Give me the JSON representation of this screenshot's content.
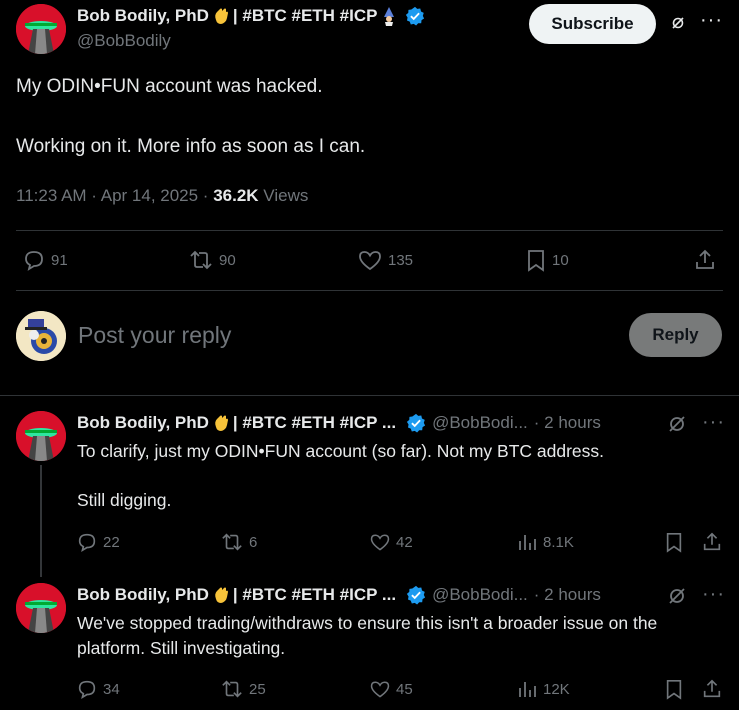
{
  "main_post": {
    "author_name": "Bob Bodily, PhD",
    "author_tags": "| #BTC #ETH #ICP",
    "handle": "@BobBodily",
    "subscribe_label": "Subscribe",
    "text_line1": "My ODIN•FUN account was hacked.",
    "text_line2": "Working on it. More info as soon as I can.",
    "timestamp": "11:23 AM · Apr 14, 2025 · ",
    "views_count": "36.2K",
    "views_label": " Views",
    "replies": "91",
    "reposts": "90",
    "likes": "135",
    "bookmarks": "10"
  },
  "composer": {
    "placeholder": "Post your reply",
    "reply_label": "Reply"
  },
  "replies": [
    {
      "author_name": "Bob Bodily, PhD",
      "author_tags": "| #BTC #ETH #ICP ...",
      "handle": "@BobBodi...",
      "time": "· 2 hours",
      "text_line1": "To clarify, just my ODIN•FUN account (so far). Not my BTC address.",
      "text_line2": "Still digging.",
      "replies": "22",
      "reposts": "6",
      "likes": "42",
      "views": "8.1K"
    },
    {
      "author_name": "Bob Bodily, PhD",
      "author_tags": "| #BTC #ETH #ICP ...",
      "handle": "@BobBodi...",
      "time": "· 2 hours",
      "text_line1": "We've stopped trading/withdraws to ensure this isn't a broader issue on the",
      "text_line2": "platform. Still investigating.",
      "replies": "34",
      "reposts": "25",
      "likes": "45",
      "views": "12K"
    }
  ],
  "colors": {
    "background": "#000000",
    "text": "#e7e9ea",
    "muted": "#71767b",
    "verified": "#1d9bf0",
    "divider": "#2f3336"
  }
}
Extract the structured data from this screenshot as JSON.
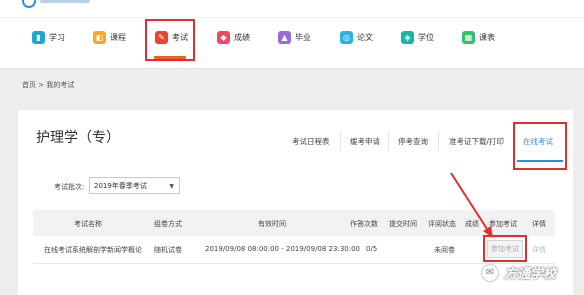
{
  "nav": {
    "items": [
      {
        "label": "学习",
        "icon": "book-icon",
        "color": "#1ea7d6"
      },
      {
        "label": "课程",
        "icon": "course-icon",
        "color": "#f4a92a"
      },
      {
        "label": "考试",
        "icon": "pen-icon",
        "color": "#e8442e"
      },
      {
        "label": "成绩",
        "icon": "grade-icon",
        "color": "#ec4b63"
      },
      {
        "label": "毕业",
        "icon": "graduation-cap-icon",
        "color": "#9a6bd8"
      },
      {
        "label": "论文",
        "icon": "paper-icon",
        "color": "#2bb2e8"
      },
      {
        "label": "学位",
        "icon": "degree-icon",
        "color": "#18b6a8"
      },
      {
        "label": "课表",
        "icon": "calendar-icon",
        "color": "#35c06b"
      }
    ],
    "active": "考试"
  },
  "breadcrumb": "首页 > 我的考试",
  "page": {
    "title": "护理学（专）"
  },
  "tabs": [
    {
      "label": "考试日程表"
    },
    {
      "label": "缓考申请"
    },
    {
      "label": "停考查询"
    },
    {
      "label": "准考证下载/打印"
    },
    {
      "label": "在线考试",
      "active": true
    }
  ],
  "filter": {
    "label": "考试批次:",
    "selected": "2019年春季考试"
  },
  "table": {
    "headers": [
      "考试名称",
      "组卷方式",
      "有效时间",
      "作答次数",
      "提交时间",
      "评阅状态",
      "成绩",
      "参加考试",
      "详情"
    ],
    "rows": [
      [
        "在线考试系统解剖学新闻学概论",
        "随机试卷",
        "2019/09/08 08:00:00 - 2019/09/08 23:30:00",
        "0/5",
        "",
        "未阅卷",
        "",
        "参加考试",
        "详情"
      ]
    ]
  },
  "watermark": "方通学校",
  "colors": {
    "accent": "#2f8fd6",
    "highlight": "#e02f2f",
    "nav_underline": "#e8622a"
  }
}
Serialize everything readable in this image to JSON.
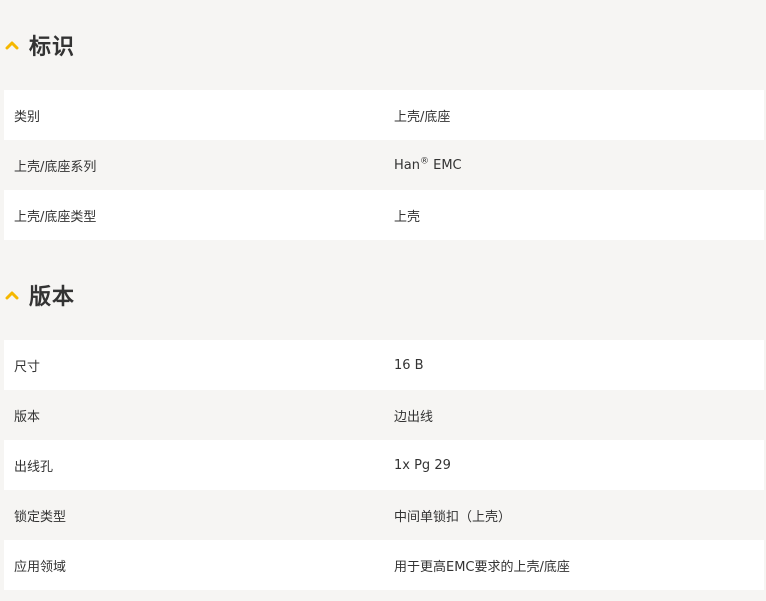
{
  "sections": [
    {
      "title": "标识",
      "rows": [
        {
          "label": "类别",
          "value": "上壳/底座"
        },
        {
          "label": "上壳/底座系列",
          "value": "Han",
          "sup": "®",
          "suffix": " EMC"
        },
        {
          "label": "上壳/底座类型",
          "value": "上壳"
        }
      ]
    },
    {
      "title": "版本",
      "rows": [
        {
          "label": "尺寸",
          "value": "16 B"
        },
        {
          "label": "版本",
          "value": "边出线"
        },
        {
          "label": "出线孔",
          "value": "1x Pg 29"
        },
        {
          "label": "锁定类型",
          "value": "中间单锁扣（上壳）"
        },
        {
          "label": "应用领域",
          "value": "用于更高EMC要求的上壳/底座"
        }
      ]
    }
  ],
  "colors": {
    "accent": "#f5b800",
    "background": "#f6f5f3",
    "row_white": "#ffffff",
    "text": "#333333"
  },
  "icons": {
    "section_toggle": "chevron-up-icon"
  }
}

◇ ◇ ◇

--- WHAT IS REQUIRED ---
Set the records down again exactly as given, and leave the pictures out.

--- ANSWER BOX ---
Give me the JSON representation of this screenshot's content.
{
  "main_post": {
    "author_name": "Bob Bodily, PhD",
    "author_tags": "| #BTC #ETH #ICP",
    "handle": "@BobBodily",
    "subscribe_label": "Subscribe",
    "text_line1": "My ODIN•FUN account was hacked.",
    "text_line2": "Working on it. More info as soon as I can.",
    "timestamp": "11:23 AM · Apr 14, 2025 · ",
    "views_count": "36.2K",
    "views_label": " Views",
    "replies": "91",
    "reposts": "90",
    "likes": "135",
    "bookmarks": "10"
  },
  "composer": {
    "placeholder": "Post your reply",
    "reply_label": "Reply"
  },
  "replies": [
    {
      "author_name": "Bob Bodily, PhD",
      "author_tags": "| #BTC #ETH #ICP ...",
      "handle": "@BobBodi...",
      "time": "· 2 hours",
      "text_line1": "To clarify, just my ODIN•FUN account (so far). Not my BTC address.",
      "text_line2": "Still digging.",
      "replies": "22",
      "reposts": "6",
      "likes": "42",
      "views": "8.1K"
    },
    {
      "author_name": "Bob Bodily, PhD",
      "author_tags": "| #BTC #ETH #ICP ...",
      "handle": "@BobBodi...",
      "time": "· 2 hours",
      "text_line1": "We've stopped trading/withdraws to ensure this isn't a broader issue on the",
      "text_line2": "platform. Still investigating.",
      "replies": "34",
      "reposts": "25",
      "likes": "45",
      "views": "12K"
    }
  ],
  "colors": {
    "background": "#000000",
    "text": "#e7e9ea",
    "muted": "#71767b",
    "verified": "#1d9bf0",
    "divider": "#2f3336"
  }
}
Extract the structured data from this screenshot as JSON.
{
  "nav": {
    "items": [
      {
        "label": "学习",
        "icon": "book-icon",
        "color": "#1ea7d6"
      },
      {
        "label": "课程",
        "icon": "course-icon",
        "color": "#f4a92a"
      },
      {
        "label": "考试",
        "icon": "pen-icon",
        "color": "#e8442e"
      },
      {
        "label": "成绩",
        "icon": "grade-icon",
        "color": "#ec4b63"
      },
      {
        "label": "毕业",
        "icon": "graduation-cap-icon",
        "color": "#9a6bd8"
      },
      {
        "label": "论文",
        "icon": "paper-icon",
        "color": "#2bb2e8"
      },
      {
        "label": "学位",
        "icon": "degree-icon",
        "color": "#18b6a8"
      },
      {
        "label": "课表",
        "icon": "calendar-icon",
        "color": "#35c06b"
      }
    ],
    "active": "考试"
  },
  "breadcrumb": "首页 > 我的考试",
  "page": {
    "title": "护理学（专）"
  },
  "tabs": [
    {
      "label": "考试日程表"
    },
    {
      "label": "缓考申请"
    },
    {
      "label": "停考查询"
    },
    {
      "label": "准考证下载/打印"
    },
    {
      "label": "在线考试",
      "active": true
    }
  ],
  "filter": {
    "label": "考试批次:",
    "selected": "2019年春季考试"
  },
  "table": {
    "headers": [
      "考试名称",
      "组卷方式",
      "有效时间",
      "作答次数",
      "提交时间",
      "评阅状态",
      "成绩",
      "参加考试",
      "详情"
    ],
    "rows": [
      [
        "在线考试系统解剖学新闻学概论",
        "随机试卷",
        "2019/09/08 08:00:00 - 2019/09/08 23:30:00",
        "0/5",
        "",
        "未阅卷",
        "",
        "参加考试",
        "详情"
      ]
    ]
  },
  "watermark": "方通学校",
  "colors": {
    "accent": "#2f8fd6",
    "highlight": "#e02f2f",
    "nav_underline": "#e8622a"
  }
}
Serialize everything readable in this image to JSON.
{
  "sections": [
    {
      "title": "标识",
      "rows": [
        {
          "label": "类别",
          "value": "上壳/底座"
        },
        {
          "label": "上壳/底座系列",
          "value": "Han",
          "sup": "®",
          "suffix": " EMC"
        },
        {
          "label": "上壳/底座类型",
          "value": "上壳"
        }
      ]
    },
    {
      "title": "版本",
      "rows": [
        {
          "label": "尺寸",
          "value": "16 B"
        },
        {
          "label": "版本",
          "value": "边出线"
        },
        {
          "label": "出线孔",
          "value": "1x Pg 29"
        },
        {
          "label": "锁定类型",
          "value": "中间单锁扣（上壳）"
        },
        {
          "label": "应用领域",
          "value": "用于更高EMC要求的上壳/底座"
        }
      ]
    }
  ],
  "colors": {
    "accent": "#f5b800",
    "background": "#f6f5f3",
    "row_white": "#ffffff",
    "text": "#333333"
  },
  "icons": {
    "section_toggle": "chevron-up-icon"
  }
}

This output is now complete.